Come Tuesday, my new adventure at a new school officially begins as students pour into my classroom at Lanier High School. Last spring I announced my intention to change schools and take a new position. I’ve spent the last five days preparing with my new colleagues for a new school year, and so far almost everything has been amazing. I’m working with some incredible educators and administrators, and there is a certain excitement in the air around the school’s upcoming focus on academies and project-based learning. Pedagogically, I couldn’t be happier about what this year could bring. I’m mindful, however, of what it will take from me personally to step up and take on not just the role of teacher of students but also a leader of fellow educators. Even beyond that, my work with our local community will be critical to the growth and sustainability of my academy. I’m excited. This year will test my mettle and at times my resolve. I can already see, though, that I have people to lean on who are just as excited as I am. Inside today’s post, I’m simply going over what I’m using for my first day icebreakers as well as inform you, my reader, of what my academy is looking for since I’m hoping someone out there might have some great connections I could connect with this year.
I, like many others I’m sure, am not really a fan of most icebreakers. Rarely do they accomplish much more than elevate nerves and unease in participants. Names are relayed, but often forgotten. We convey a part of who we are, which is often forgotten just as quickly as the name. What I’m doing with my freshmen this year may not fair much better, but I think it will be an interesting and maybe eye-opening experience.
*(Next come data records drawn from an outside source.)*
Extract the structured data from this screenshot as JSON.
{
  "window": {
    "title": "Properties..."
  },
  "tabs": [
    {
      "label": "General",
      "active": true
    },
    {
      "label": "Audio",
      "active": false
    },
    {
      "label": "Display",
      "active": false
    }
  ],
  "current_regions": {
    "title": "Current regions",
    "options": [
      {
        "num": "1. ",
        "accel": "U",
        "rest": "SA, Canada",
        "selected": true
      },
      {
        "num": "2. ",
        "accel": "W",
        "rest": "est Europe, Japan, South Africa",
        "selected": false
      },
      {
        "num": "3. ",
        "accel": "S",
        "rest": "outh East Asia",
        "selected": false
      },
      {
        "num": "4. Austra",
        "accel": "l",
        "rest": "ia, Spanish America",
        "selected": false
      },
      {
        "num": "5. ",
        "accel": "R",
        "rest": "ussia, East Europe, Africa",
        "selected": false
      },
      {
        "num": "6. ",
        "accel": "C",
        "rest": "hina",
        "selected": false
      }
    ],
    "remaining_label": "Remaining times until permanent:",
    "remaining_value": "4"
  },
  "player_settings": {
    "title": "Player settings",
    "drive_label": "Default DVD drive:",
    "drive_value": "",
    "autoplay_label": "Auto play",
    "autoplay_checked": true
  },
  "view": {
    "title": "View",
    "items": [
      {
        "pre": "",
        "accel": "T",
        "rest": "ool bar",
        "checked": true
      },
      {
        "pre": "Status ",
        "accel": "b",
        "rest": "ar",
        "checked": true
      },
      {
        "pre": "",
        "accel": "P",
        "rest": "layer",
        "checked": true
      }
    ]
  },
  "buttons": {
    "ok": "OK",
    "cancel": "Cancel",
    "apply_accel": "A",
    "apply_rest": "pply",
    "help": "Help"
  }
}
I’ve come up with something I call “What’s the Word” (because all icebreakers should have a catchy name, right?!), which may not be all that original, but I haven’t seen an icebreaker like it. Given, this probably works best in the language arts classroom. Every seat in my classroom will have a blank index card on it. Students will be instructed to write down their favorite word on the card. The word can be something they say all the time, something they think is quirky, something they’ve overheard, an old vocabulary word, or a word in another language other than English. That last part to me is key. I originally was going to write your favorite English word, but what’s the fun in that? Why suppress a first language one of my students may have? Once we’ve all written our favorite words, I’ll ask them to flip the card over and write in a sentence or two how that word relates to them personally, socially, educationally etc.? Once that’s done, students will get up meet someone elsewhere in the room, exchange cards and talk about their words. (I’ll probably have a few questions listed for them to ask to make it less stressful on them, but I haven’t devised them yet!) I’ll have them go meet at least one other student and have a similar conversation. If time allows–we only get 30 minutes the first day–I’ll ask students to volunteer and report out about their word, the words of those they met, and what they talked about. At the end of the period, I’ll collect their cards (they’ll put their names on them), and I’ll take the time a bit later to match up their cards with their school pictures in hopes this helps me get to know them quicker.
I’m excited to be teaching an “Examining the Teaching Profession” course this year with a few juniors and seniors too. For their first day, I’ll use index cards as well but instead of their favorite word, I’ll ask them to list three words that describe their favorite teacher. I’ll request they not name names to start out with. Similar to the other icebreaker, I’ll have them flip the card and write in a sentence or two a moment in the teacher’s class that stood out to them educationally. I’ll repeat the meet and greet that I did with the freshmen even though I’m sure several of the students will already know each other. After they’ve had a chance to talk about each other’s favorite teacher qualities and moments, we’ll report out some of the qualities (at least) and I’ll use that as an avenue to talk about what we believe a good teacher looks and acts like.
Public Service & Leadership Academy
I’m not too proud to ask for help. I’m leading an academy that focuses on the following pathways: public service and administration, public safety and criminal justice, teaching as a profession, legal services and law, and international studies. Pathways are really a series of electives that build on one another and are meant to lead to either an internship, dual-enrollment, or a capstone project by a students senior year.
I’ve been developing a few local relationships in the city of Sugar Hill with businesses and organizations, but I’m open for suggestions both locally and nationally that can help my students get connected with real world experiences and resources. If you think you might have a contact worth reaching out to that fits one of the pathways above, please by all means contact me: email@example.com.
To all my fellow teachers and educators out there: good luck and enjoy another year of a job I hope you love!